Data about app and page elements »

• • • •

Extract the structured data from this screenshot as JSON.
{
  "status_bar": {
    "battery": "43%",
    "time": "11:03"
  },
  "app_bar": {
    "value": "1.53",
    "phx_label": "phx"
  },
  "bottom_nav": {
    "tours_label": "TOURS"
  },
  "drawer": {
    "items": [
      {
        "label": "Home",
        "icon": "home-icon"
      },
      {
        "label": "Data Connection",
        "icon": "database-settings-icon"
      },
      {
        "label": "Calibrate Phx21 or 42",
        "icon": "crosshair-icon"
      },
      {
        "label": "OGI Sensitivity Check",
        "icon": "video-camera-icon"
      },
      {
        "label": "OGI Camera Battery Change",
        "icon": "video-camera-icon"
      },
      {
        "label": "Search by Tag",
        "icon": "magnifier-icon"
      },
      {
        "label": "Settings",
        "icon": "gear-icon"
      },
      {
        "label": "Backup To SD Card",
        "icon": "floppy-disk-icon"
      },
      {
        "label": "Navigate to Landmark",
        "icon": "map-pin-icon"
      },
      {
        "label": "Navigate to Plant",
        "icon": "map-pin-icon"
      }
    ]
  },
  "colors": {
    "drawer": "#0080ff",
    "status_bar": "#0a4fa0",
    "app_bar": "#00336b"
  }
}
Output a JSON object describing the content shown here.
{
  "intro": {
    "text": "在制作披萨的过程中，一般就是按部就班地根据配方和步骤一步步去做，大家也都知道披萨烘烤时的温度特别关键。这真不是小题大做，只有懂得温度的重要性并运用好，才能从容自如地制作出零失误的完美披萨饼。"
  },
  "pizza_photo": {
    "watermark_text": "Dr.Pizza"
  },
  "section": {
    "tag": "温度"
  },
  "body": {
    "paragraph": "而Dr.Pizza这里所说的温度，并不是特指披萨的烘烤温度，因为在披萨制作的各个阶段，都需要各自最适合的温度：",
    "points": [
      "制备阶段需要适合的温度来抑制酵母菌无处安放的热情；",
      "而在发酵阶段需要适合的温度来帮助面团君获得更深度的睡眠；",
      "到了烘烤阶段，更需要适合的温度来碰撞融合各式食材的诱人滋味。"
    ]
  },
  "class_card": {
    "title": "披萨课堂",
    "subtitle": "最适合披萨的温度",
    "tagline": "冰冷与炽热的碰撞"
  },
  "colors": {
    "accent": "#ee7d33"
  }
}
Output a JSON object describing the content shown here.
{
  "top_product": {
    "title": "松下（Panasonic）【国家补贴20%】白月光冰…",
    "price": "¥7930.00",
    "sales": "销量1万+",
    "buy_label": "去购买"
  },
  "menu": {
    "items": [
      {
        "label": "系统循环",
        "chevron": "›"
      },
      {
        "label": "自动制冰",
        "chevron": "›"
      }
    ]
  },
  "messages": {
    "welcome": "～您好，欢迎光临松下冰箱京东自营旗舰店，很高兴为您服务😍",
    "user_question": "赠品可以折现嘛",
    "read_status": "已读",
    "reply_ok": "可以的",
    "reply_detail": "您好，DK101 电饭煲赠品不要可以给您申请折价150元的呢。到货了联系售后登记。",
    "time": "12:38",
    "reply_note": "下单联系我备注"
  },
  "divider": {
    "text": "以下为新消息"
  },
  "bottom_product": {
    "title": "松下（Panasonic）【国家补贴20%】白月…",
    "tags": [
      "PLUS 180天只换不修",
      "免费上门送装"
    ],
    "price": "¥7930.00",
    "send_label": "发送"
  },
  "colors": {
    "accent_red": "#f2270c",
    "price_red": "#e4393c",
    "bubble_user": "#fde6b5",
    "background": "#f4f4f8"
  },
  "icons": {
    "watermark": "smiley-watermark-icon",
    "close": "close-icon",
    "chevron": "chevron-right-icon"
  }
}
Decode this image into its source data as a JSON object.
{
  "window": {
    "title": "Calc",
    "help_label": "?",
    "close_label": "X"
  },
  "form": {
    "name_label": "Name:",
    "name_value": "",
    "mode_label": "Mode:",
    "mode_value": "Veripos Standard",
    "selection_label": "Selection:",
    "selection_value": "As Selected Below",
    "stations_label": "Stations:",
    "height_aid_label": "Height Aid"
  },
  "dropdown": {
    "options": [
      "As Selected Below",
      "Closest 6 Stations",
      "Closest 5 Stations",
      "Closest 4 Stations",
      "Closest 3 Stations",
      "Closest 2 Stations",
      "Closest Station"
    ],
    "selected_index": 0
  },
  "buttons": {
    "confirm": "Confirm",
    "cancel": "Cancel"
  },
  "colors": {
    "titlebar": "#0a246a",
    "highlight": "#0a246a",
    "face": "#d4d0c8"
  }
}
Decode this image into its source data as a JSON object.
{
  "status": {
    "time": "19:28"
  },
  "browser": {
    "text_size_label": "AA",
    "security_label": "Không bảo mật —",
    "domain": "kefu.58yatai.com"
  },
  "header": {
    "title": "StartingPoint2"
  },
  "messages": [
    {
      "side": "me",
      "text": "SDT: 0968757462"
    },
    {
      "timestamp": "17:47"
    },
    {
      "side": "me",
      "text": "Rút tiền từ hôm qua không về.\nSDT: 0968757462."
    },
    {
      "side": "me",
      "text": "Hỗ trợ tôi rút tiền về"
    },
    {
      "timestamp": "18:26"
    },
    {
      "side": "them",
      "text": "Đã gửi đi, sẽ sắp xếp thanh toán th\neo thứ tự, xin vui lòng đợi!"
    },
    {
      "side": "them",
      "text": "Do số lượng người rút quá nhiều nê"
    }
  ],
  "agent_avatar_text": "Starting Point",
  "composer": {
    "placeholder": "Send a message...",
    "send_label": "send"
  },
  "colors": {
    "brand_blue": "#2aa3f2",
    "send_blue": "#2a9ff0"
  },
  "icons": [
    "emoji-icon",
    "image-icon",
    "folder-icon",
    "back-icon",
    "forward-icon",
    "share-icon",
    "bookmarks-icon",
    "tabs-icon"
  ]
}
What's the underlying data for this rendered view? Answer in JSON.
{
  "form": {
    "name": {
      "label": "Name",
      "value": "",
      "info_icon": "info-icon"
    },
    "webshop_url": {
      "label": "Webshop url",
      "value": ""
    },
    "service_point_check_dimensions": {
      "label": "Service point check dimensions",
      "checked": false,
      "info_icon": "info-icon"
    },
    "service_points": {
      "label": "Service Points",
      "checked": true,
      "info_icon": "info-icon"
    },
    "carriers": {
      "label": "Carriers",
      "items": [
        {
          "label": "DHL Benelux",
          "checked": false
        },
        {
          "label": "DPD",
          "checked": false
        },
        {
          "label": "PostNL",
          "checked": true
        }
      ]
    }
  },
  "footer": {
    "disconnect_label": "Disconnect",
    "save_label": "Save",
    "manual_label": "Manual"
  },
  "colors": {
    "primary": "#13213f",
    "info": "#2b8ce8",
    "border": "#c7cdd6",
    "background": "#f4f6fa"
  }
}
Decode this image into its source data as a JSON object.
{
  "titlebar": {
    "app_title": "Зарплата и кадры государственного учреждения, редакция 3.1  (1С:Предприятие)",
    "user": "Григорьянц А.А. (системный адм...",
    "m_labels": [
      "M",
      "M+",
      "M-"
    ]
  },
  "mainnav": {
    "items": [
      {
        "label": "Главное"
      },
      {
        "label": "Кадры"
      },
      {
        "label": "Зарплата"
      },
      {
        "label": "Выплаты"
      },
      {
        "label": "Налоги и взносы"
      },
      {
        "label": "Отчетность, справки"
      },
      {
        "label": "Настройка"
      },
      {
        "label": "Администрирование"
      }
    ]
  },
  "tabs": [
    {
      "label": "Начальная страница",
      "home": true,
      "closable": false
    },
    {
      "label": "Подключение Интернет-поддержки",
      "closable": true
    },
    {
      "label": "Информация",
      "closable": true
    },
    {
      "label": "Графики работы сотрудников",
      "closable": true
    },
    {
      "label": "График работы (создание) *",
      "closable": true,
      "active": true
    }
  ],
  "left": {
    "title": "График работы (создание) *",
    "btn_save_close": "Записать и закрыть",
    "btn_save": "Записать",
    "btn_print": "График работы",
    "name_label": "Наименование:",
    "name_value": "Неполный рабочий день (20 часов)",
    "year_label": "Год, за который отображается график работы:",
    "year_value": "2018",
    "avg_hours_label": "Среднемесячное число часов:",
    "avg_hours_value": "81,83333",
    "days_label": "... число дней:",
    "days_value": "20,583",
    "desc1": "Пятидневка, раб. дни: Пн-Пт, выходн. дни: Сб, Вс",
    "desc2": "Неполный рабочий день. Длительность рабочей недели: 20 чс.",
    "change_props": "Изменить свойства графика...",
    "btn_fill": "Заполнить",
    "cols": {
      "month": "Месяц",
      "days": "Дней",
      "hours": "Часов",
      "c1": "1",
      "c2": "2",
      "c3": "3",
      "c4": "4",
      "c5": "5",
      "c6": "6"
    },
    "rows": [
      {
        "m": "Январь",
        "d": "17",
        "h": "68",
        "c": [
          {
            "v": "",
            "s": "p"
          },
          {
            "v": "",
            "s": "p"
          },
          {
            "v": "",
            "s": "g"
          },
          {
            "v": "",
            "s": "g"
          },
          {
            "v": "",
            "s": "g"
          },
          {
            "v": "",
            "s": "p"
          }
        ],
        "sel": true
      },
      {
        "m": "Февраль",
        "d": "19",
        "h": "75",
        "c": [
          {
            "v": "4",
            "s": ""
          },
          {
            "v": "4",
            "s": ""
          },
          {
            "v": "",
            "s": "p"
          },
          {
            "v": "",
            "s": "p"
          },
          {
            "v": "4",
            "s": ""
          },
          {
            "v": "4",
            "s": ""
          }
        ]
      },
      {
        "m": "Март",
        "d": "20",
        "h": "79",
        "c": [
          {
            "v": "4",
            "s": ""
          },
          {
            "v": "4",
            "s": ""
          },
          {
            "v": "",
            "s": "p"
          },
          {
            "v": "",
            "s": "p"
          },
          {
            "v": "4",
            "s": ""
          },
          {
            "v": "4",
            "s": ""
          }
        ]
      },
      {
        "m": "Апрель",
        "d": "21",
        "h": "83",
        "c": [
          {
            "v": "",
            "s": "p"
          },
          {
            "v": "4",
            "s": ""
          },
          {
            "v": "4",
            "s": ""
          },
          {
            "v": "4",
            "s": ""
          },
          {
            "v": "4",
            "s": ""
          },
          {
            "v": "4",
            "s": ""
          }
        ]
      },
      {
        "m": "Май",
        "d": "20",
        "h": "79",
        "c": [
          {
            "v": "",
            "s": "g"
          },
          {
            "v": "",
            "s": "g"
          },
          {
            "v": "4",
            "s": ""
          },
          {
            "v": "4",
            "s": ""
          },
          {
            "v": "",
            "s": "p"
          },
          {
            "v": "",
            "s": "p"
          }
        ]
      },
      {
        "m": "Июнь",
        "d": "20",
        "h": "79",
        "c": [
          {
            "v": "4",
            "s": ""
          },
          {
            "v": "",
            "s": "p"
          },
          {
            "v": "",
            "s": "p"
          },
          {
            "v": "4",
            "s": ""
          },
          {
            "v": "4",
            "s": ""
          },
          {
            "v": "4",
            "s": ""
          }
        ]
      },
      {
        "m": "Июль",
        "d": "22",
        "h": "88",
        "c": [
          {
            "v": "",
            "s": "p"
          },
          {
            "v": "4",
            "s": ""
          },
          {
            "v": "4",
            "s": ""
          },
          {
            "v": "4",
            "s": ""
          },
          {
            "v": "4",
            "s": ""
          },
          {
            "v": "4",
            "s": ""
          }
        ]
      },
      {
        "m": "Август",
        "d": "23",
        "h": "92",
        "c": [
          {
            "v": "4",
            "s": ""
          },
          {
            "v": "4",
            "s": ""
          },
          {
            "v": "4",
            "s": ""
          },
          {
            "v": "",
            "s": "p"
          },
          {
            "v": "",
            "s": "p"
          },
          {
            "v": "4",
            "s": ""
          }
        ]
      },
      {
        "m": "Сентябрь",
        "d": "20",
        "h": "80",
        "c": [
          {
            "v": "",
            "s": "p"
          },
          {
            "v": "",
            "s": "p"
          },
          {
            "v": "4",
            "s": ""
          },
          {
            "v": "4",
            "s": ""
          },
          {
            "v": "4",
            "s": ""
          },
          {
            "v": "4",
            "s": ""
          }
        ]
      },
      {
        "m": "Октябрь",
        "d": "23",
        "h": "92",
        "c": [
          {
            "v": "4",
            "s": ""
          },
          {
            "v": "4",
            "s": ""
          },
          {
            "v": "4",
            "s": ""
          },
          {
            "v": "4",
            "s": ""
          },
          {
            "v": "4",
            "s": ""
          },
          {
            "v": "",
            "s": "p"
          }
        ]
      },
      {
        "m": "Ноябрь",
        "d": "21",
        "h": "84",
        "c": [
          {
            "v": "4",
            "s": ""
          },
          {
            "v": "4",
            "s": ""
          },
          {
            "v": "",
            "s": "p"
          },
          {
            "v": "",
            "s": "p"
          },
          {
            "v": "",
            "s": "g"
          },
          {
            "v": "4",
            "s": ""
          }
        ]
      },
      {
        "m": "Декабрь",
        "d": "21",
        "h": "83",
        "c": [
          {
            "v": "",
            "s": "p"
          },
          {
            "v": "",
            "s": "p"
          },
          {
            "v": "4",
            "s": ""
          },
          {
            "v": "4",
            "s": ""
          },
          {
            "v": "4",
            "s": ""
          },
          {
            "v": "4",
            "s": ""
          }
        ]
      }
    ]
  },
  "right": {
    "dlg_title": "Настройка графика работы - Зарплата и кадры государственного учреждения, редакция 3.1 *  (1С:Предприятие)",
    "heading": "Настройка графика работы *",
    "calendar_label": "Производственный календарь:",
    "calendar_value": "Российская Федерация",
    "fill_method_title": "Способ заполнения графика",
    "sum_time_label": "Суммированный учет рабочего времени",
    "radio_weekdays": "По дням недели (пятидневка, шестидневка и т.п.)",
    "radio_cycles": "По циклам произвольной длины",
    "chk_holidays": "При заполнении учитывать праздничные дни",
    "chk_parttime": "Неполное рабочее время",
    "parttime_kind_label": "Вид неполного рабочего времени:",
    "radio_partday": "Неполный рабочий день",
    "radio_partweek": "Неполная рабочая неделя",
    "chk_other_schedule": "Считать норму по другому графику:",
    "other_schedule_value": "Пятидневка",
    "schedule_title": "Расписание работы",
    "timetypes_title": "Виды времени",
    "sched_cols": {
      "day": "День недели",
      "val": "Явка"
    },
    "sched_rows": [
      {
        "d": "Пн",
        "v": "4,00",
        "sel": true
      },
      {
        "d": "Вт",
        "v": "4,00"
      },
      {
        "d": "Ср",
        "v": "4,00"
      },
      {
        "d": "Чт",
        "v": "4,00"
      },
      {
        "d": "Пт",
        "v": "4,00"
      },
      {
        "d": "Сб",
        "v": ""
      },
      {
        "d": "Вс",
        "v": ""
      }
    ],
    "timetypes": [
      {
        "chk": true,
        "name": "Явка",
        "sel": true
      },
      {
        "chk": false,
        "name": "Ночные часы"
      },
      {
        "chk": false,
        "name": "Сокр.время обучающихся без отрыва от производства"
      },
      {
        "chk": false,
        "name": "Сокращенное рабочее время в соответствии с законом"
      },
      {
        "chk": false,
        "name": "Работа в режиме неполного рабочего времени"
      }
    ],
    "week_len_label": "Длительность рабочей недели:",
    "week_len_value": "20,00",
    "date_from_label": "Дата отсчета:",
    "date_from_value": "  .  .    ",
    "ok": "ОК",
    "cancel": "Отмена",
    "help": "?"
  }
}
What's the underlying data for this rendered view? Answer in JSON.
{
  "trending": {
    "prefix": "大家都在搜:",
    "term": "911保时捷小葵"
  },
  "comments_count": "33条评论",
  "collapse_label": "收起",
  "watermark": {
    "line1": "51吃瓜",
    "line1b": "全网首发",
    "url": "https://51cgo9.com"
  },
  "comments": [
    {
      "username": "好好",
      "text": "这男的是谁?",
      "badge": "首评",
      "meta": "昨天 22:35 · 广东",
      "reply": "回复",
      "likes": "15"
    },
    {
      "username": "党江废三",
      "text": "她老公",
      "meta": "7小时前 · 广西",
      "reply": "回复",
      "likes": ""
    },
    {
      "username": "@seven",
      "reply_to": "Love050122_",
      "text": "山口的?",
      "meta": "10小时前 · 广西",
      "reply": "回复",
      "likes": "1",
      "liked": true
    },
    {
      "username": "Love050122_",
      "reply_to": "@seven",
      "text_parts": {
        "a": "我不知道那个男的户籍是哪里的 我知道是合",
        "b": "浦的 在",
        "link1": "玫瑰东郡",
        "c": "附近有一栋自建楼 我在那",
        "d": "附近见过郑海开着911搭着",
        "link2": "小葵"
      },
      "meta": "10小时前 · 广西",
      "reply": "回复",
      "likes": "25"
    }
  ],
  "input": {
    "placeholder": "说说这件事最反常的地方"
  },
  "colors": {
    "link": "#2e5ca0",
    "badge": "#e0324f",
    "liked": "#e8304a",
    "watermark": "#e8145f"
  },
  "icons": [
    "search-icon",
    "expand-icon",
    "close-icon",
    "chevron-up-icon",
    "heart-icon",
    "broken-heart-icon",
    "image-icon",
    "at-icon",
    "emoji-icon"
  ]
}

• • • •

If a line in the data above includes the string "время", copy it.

    "chk_parttime": "Неполное рабочее время",
        "name": "Сокр.время обучающихся без отрыва от производства"
        "name": "Сокращенное рабочее время в соответствии с законом"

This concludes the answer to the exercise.